Angels Or Demons? New Novel Outlines Struggles In Detroit
Chris Hebert's second novel, Angels of Detroit, has what a stage manager would call an ensemble cast: Close to a dozen characters, all with different backgrounds, upbringings, political views and economic security. The one connection is that they are all denizens of Detroit, Michigan, a city whose best days may be in its past. Each character wrestles with ideas about the future - the city's, and their own.
Hebert, an assistant professor of English at the University of Tennessee, tells WUOT All Things Considered host Brandon Hollingsworth that Angels of Detroit is meant to set up the questions, and the show the reader the answers aren't easy.

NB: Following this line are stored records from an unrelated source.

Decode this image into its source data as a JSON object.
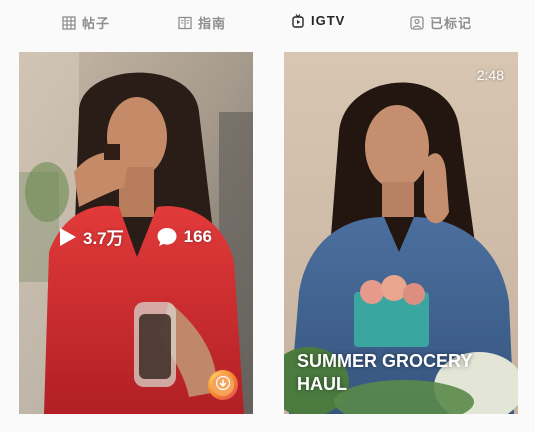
{
  "tabs": [
    {
      "label": "帖子",
      "icon": "grid-icon",
      "active": false
    },
    {
      "label": "指南",
      "icon": "guide-icon",
      "active": false
    },
    {
      "label": "IGTV",
      "icon": "igtv-icon",
      "active": true
    },
    {
      "label": "已标记",
      "icon": "tagged-icon",
      "active": false
    }
  ],
  "videos": [
    {
      "views": "3.7万",
      "comments": "166",
      "view_icon": "play-icon",
      "comment_icon": "comment-icon",
      "badge_icon": "download-icon"
    },
    {
      "duration": "2:48",
      "title": "SUMMER GROCERY HAUL"
    }
  ],
  "colors": {
    "active_tab": "#262626",
    "inactive_tab": "#8e8e8e",
    "background": "#fafafa"
  }
}
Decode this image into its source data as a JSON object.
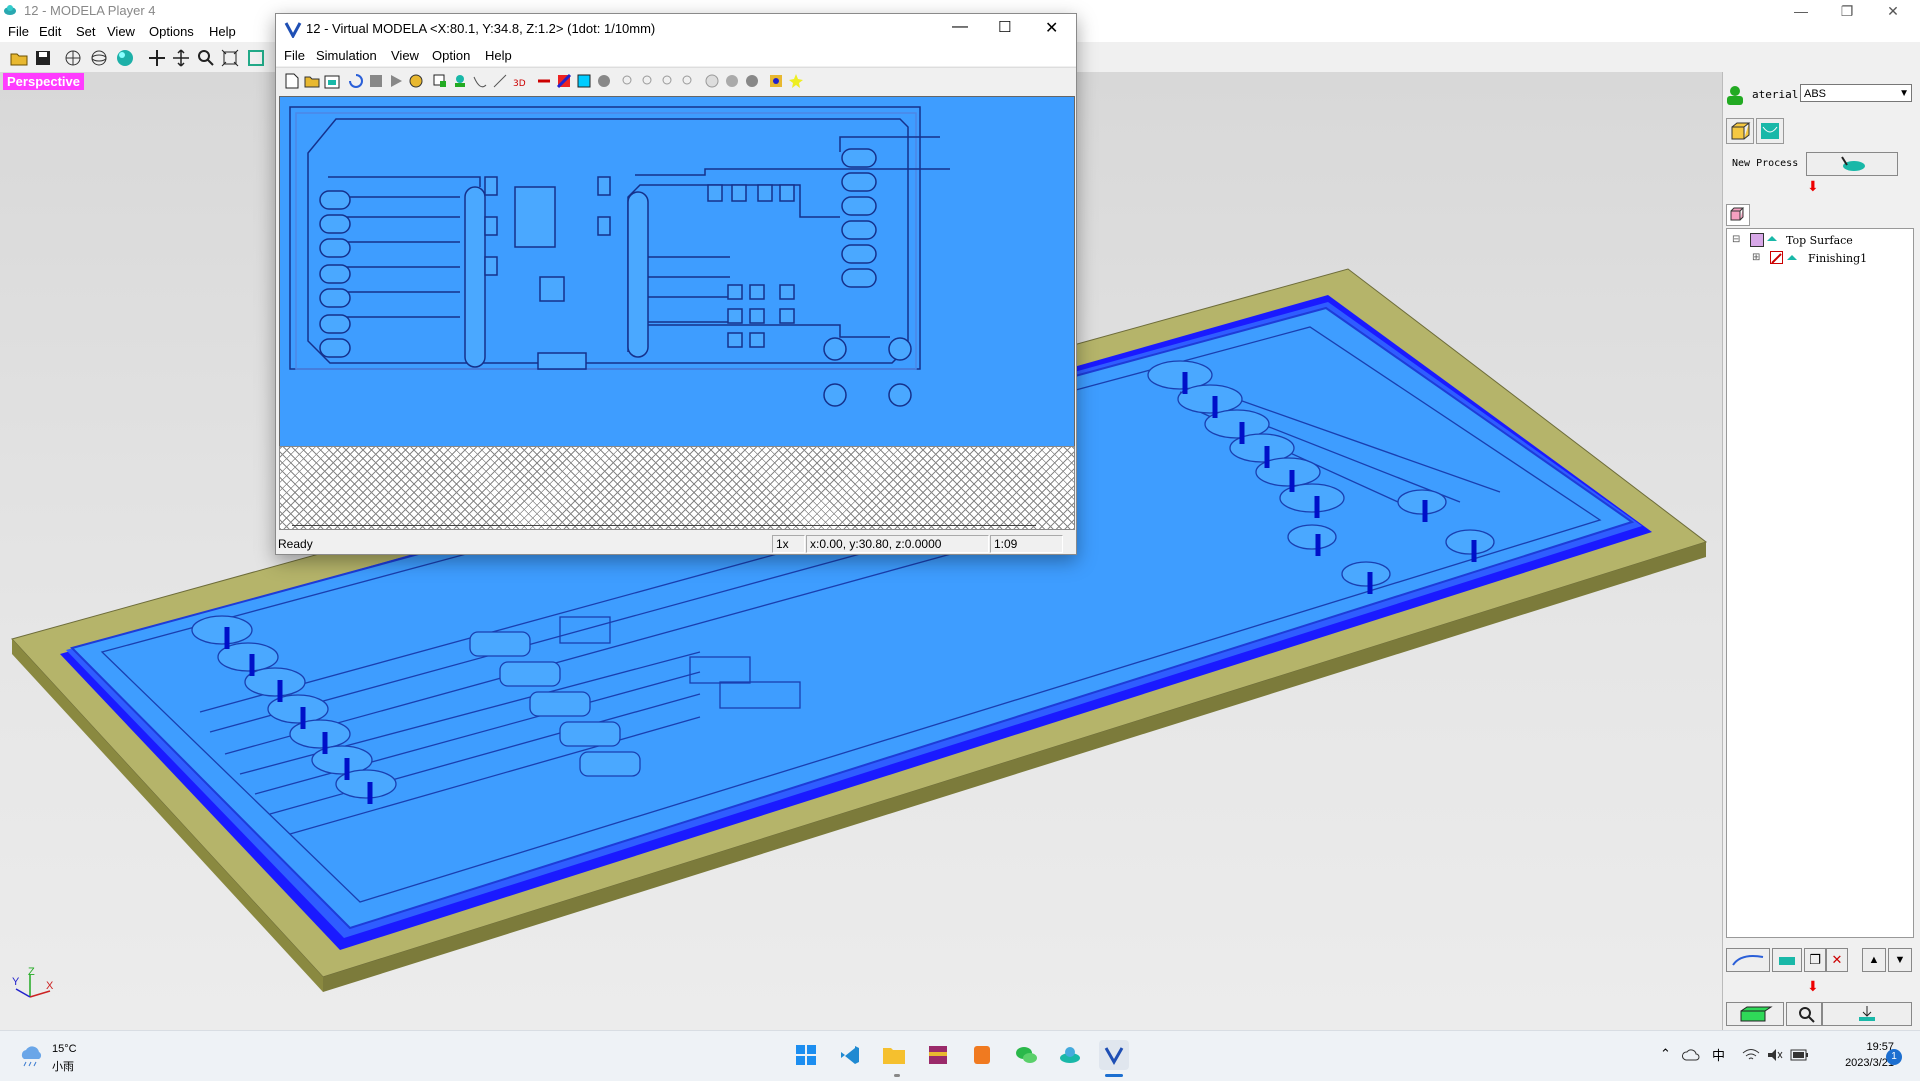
{
  "main_window": {
    "title": "12 - MODELA Player 4",
    "menu": [
      "File",
      "Edit",
      "Set",
      "View",
      "Options",
      "Help"
    ],
    "view_label": "Perspective",
    "axis_labels": {
      "x": "X",
      "y": "Y",
      "z": "Z"
    }
  },
  "right_panel": {
    "material_label": "aterial",
    "material_value": "ABS",
    "new_process_label": "New Process",
    "tree": [
      {
        "label": "Top Surface"
      },
      {
        "label": "Finishing1"
      }
    ]
  },
  "virtual_modela": {
    "title": "12 - Virtual MODELA <X:80.1, Y:34.8, Z:1.2> (1dot: 1/10mm)",
    "menu": [
      "File",
      "Simulation",
      "View",
      "Option",
      "Help"
    ],
    "status": {
      "message": "Ready",
      "zoom": "1x",
      "coords": "x:0.00, y:30.80, z:0.0000",
      "time": "1:09"
    }
  },
  "taskbar": {
    "weather_temp": "15°C",
    "weather_desc": "小雨",
    "ime": "中",
    "time": "19:57",
    "date": "2023/3/21",
    "notification_count": "1"
  },
  "colors": {
    "pcb_blue": "#3e9dff",
    "stock_olive": "#b5b46a",
    "perspective_bg": "#ff3cff"
  }
}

"When you go to Detroit, you see a lot of billboards and signs urging you to say nice things about Detroit, because it gets a lot of bad press," Hebert says. "[City leaders] tried to fix a lot problems [postwar], and they're trying to fix them now. And they're just running up against the wall that those problems are hard to fix."

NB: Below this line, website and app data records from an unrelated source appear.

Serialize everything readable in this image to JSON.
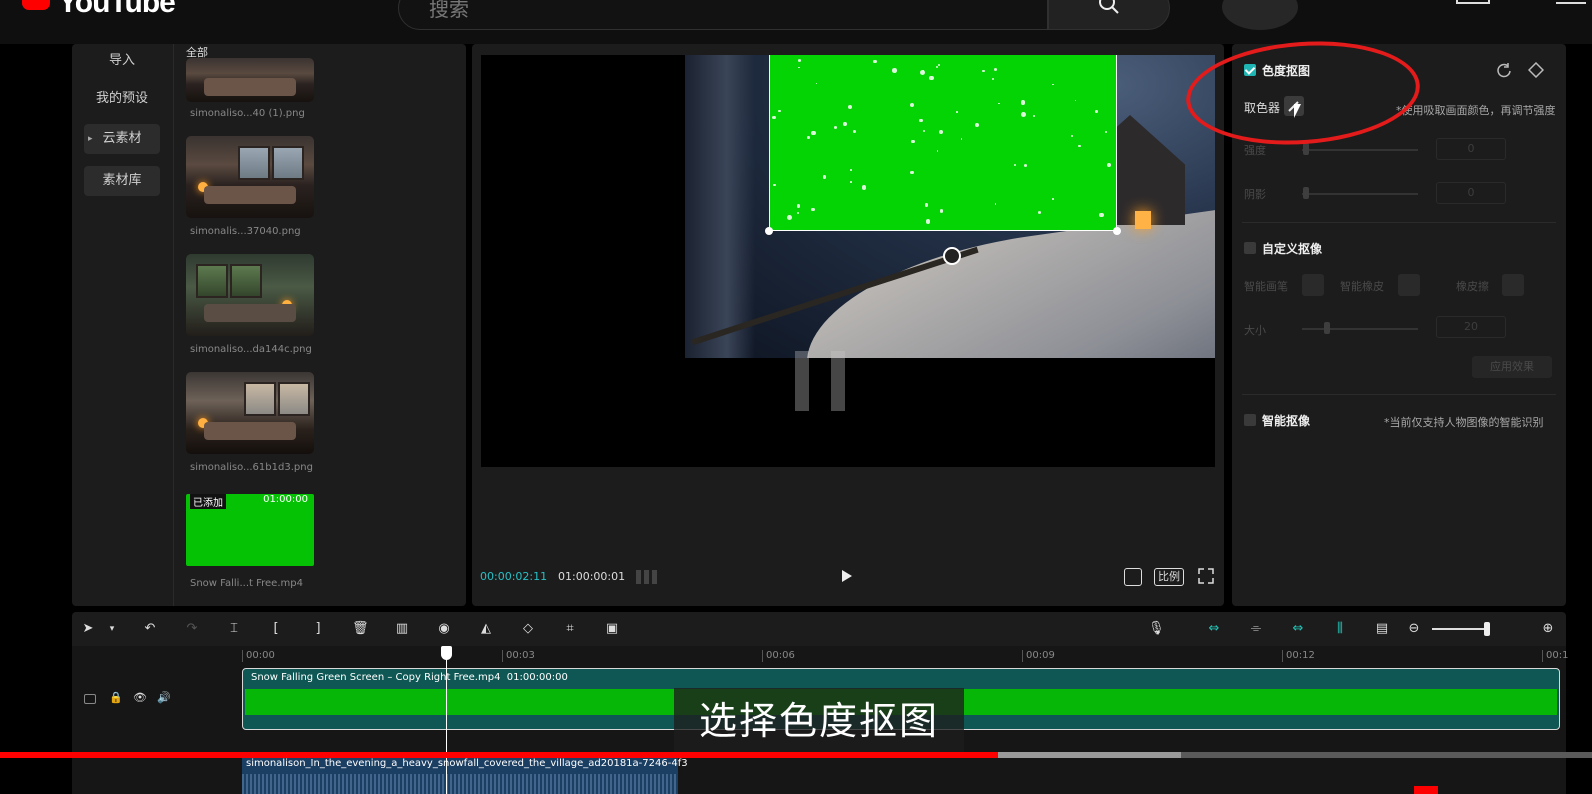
{
  "youtube": {
    "logo": "YouTube",
    "search_placeholder": "搜索",
    "progress_played_fraction": 0.627,
    "progress_buffered_fraction": 0.742
  },
  "media": {
    "nav": [
      {
        "label": "导入",
        "active": false
      },
      {
        "label": "我的预设",
        "active": false
      },
      {
        "label": "云素材",
        "active": true
      },
      {
        "label": "素材库",
        "active": true
      }
    ],
    "filter_label": "全部",
    "items": [
      {
        "name": "simonaliso...40 (1).png",
        "kind": "room"
      },
      {
        "name": "simonalis...37040.png",
        "kind": "room"
      },
      {
        "name": "simonaliso...da144c.png",
        "kind": "room"
      },
      {
        "name": "simonaliso...61b1d3.png",
        "kind": "room"
      },
      {
        "name": "Snow Falli...t Free.mp4",
        "kind": "green",
        "added_tag": "已添加",
        "duration": "01:00:00"
      }
    ]
  },
  "preview": {
    "current_time": "00:00:02:11",
    "total_time": "01:00:00:01",
    "ratio_label": "比例"
  },
  "properties": {
    "chroma": {
      "title": "色度抠图",
      "enabled": true
    },
    "picker": {
      "label": "取色器",
      "hint": "*使用吸取画面颜色，再调节强度"
    },
    "strength": {
      "label": "强度",
      "value": "0"
    },
    "shadow": {
      "label": "阴影",
      "value": "0"
    },
    "custom": {
      "title": "自定义抠像",
      "enabled": false
    },
    "brush": {
      "smart": "智能画笔",
      "smart_eraser": "智能橡皮",
      "eraser": "橡皮擦"
    },
    "size": {
      "label": "大小",
      "value": "20"
    },
    "apply_label": "应用效果",
    "smart_cutout": {
      "title": "智能抠像",
      "hint": "*当前仅支持人物图像的智能识别",
      "enabled": false
    }
  },
  "timeline": {
    "ruler": [
      "00:00",
      "00:03",
      "00:06",
      "00:09",
      "00:12",
      "00:1"
    ],
    "main_clip": {
      "name": "Snow Falling Green Screen – Copy Right Free.mp4",
      "duration": "01:00:00:00"
    },
    "second_clip": {
      "name": "simonalison_In_the_evening_a_heavy_snowfall_covered_the_village_ad20181a-7246-4f3"
    }
  },
  "subtitle": "选择色度抠图",
  "colors": {
    "accent_teal": "#1fb5b2",
    "green_screen": "#04d404",
    "annotation_red": "#e31b1b",
    "youtube_red": "#ff0000"
  }
}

Political activists turning to extreme methods to make their point. An aging corporate executive fighting an effort to move business out of town. A grandmother planting a community garden. A child whose imagination turns vacant lots into personal playlands. All live in Detroit, and all see it from different angles, and Hebert says that's exactly the point.
"I think one of the most important things literature can do is help us just understand who other people are," he says. "Once we can do that, once we can stop treating each other as an inexplicable other, that we just cannot possibly see the other side of things...the book doesn't end with a recipe for solving Detroit. But I hope it ends with a deeper sense of what the situation means, and what we're up against."
Hollingsworth and Hebert spoke on Wednesday, July 13.